Theatre Artists Studio revives obscure classicon father-son conflict
April 2, 2018
By Kenneth LaFave
I Never Sang for My Father may be the most famous play you’ve never heard of. But now, thanks to an independent group of Scottsdale theater professionals you’ve also probably never heard of, you’re hearing about it.
The classic drama is being produced by Theatre Artists Studio, a collective of actors, directors, designers and playwrights whose self-proclaimed mission is to produce plays that might otherwise escape the public’s attention.
“We’re a member-driven organization that works on our craft in a collaborative way. It’s also part of our goal to present plays that are not part of the mainstream,” said Steven Fajardo, the production’s director.

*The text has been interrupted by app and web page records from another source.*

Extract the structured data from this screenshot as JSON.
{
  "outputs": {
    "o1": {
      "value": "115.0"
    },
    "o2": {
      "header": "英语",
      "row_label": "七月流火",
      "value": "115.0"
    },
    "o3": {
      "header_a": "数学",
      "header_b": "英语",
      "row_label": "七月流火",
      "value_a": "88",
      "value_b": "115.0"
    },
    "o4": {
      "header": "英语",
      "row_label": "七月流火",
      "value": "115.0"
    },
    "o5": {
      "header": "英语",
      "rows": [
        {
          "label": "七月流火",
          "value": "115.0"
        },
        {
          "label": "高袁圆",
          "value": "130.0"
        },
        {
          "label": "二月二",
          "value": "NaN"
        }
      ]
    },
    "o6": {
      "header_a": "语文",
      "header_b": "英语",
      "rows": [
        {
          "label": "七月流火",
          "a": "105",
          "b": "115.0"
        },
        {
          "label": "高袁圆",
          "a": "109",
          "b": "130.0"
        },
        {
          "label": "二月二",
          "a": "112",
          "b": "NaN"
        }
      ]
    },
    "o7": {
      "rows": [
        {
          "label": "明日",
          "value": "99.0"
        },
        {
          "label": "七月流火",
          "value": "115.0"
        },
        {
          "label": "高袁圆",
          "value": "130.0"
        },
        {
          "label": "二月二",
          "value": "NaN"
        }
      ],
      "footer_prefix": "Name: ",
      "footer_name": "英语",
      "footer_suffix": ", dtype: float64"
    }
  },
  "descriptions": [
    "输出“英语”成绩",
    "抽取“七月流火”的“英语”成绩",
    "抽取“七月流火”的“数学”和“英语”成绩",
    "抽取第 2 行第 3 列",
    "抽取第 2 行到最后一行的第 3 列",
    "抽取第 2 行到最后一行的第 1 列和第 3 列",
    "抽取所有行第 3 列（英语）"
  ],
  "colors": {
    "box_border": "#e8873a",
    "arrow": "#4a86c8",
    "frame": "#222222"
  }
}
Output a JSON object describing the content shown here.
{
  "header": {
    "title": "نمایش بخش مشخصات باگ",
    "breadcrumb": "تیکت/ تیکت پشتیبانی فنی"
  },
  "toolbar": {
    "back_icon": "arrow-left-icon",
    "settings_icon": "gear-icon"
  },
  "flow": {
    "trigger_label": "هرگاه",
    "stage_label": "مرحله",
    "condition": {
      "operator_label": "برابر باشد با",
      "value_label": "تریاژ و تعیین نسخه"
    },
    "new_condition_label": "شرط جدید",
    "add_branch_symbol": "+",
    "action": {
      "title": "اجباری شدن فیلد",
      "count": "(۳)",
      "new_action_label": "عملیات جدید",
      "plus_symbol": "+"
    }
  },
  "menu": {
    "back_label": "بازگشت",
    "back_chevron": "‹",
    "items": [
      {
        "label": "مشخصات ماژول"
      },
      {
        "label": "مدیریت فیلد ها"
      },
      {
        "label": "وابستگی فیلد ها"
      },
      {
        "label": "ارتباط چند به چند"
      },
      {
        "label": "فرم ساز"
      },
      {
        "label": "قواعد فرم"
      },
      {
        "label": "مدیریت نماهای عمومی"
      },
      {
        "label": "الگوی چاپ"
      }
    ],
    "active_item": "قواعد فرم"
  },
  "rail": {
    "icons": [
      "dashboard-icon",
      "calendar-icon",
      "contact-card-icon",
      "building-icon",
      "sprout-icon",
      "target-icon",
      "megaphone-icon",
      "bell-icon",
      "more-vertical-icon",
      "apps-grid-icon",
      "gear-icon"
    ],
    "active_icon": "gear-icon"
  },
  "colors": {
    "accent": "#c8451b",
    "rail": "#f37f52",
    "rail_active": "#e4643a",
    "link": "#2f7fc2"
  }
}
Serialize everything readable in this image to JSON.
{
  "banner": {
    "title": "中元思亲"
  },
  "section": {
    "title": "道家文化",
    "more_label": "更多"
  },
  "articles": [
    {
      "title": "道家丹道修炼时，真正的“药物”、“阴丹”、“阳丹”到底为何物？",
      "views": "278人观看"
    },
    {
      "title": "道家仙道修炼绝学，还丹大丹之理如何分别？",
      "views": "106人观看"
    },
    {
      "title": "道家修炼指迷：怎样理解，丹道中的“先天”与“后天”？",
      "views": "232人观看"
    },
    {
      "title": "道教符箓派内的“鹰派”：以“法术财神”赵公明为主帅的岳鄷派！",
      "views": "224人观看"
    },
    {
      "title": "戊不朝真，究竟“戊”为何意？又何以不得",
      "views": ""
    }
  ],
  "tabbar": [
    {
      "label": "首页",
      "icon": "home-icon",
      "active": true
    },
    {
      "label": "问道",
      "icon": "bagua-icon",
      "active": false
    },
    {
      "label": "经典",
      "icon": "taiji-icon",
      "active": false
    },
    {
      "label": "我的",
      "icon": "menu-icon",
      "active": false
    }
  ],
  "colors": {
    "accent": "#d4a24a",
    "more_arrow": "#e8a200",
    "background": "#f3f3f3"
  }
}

I Never Sang for My Father was once very much a part of the mainstream. In 1968, when “well-made” plays were still the ticket, and so-called “kitchen-sink” drama that pitted family member against family member thrived, Robert Anderson’s play got an award-winning Broadway production that went on to become a motion picture starring the young Gene Hackman. As tastes changed, however, the play fell by the wayside. In an article about a 2004 revival of the piece, Variety called it “a hoary old play that doesn’t get much respect these days.”
Fajardo would like to see that change.
“It’s a very widely studied script. The subject of conflicts and relationship differences resonates with many people,” Fajardo said.
And yet, productions are few and far between, so much so that Theatre Artists Studio’s production is the first ever in the Valley in anyone’s memory, and almost certainly the first local staging since the play made its initial round of local productions circa 1970.
“Each year we go through a selection process where we determine which plays to produce the following season. This was one of the plays submitted for consideration last year, and when we looked at it, we realized that it’s both a classic in the theater community, and barely known to the general public,” Fajardo said.
The problem may be the script’s old-fashioned language and approach. Playwright Anderson was called “the dramatist of loneliness” in his heyday of the 1950s and 1960s. I Never Sang for My Father focuses on the troubled relationship of a son and his father, a situation that is still today, as ever, relevant. But the details may seem remote and unlikely, such as when the father throws his daughter out of the house for marrying a Jewish man.
The broader themes of familial love and alienation overcome such cultural anachronisms, Fajardo said. The son in the play is always trying to get his father’s love but never succeeding – what more powerfully present theme could there be?
“Here is a father who is distant and over-achieving, and a mother who’s trying to do the best she can. One character in the play has a dementia-related condition. Those things still ring true,” Fajardo observed.
The cast features Theatre Artists Studio members Tom Koelbel, Judy Lebeau, Carol Gibson, Al Benneian, Patti Hurtado, William Mosely, and David Heap, along with guest artist Charles Sowder.